Chemistry - Why can't equations of state be replaced by machine learning models?
For n data points there exists an n-1 order polynomial that perfectly fits the data.
Therefore there is no basis for "a neural network or whatever" being better.
Furthermore, it simply isn't true that the Peng-Robinson equation "has no underlying physical meaning".
The Peng-Robinson equation (like Van der Waals) recognizes that atoms/molecules occupy space and that attractive forces exist between them.
As Peng and Robinson say in their article:
Since two-constant equations have their inherent limitations, and the equation obtained in this study is no exception, the justification for the new equation is the compromise of its simplicity and accuracy.
That being said, neural networks have been used to find equations of states. See for example Equation of state and artificial neural network to predict the thermodynamic properties of pure and mixture of liquid alkali metals
Generally, ANN is powerful and successful method for complex non-linear systems due to unique advantages such as high speed, simplicity and large capacity which reduce engineering attempt. In recent years, ANN modeling has been successfully used for prediction of thermophysical properties of pure and mixture fluids , ,  and .
It is true that a high order polynomial can fit any training set. But that is not a strength - an unfalsifiable model overfits. In particular, a polynomial of order n is only likely to be predictive if the true function is n times differentiable. Since chemical space is discrete, and for many purposes some molecules are special cases, polynomial models are a poor choice in cheminformatics.

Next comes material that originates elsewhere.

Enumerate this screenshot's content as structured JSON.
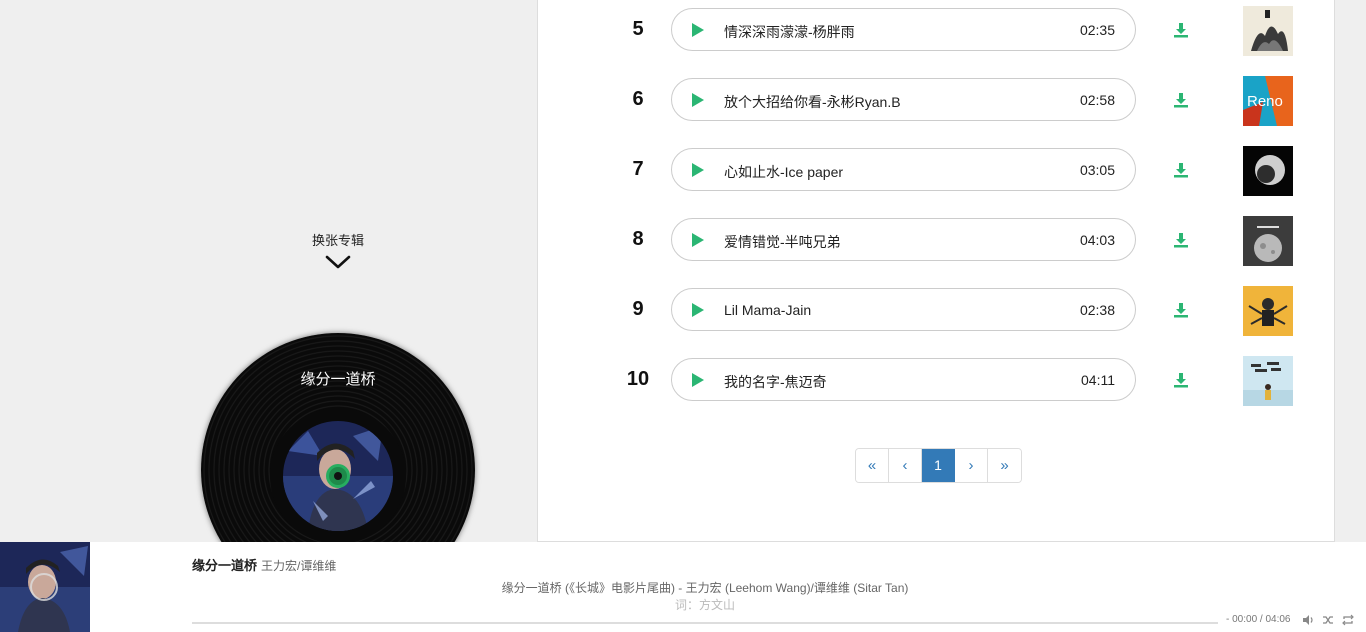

Neural nets can work, with an explicit regularizer or with dropout. It's true that the resulting model is a black box - after building it, there is the challenge of understanding the predictions. However, running the model to make predictions is cheaper than doing a lot of experiments. After gaining some understanding of the model you can do more targeted experiments to check it against reality.

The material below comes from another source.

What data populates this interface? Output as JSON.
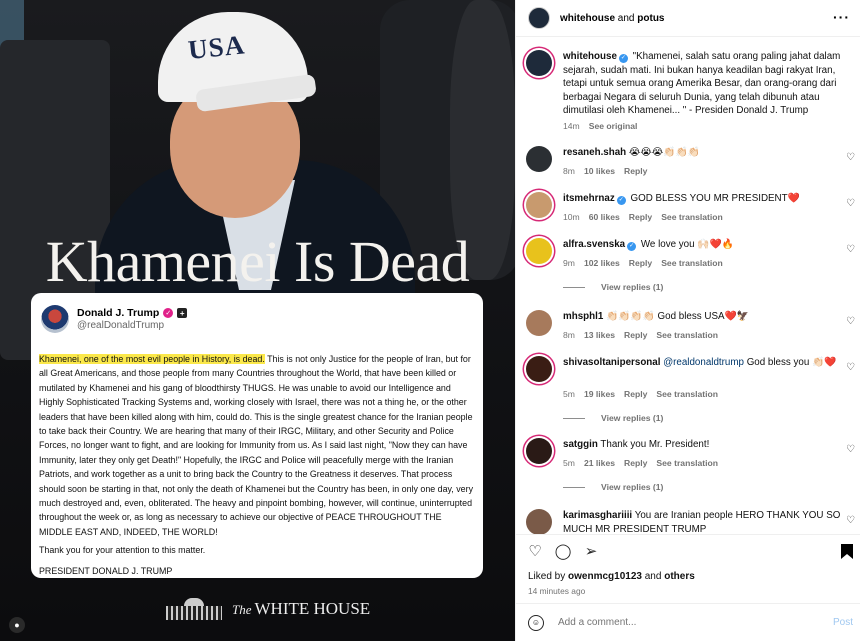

With some problems, we have had good results with a fingerprint-based SVM.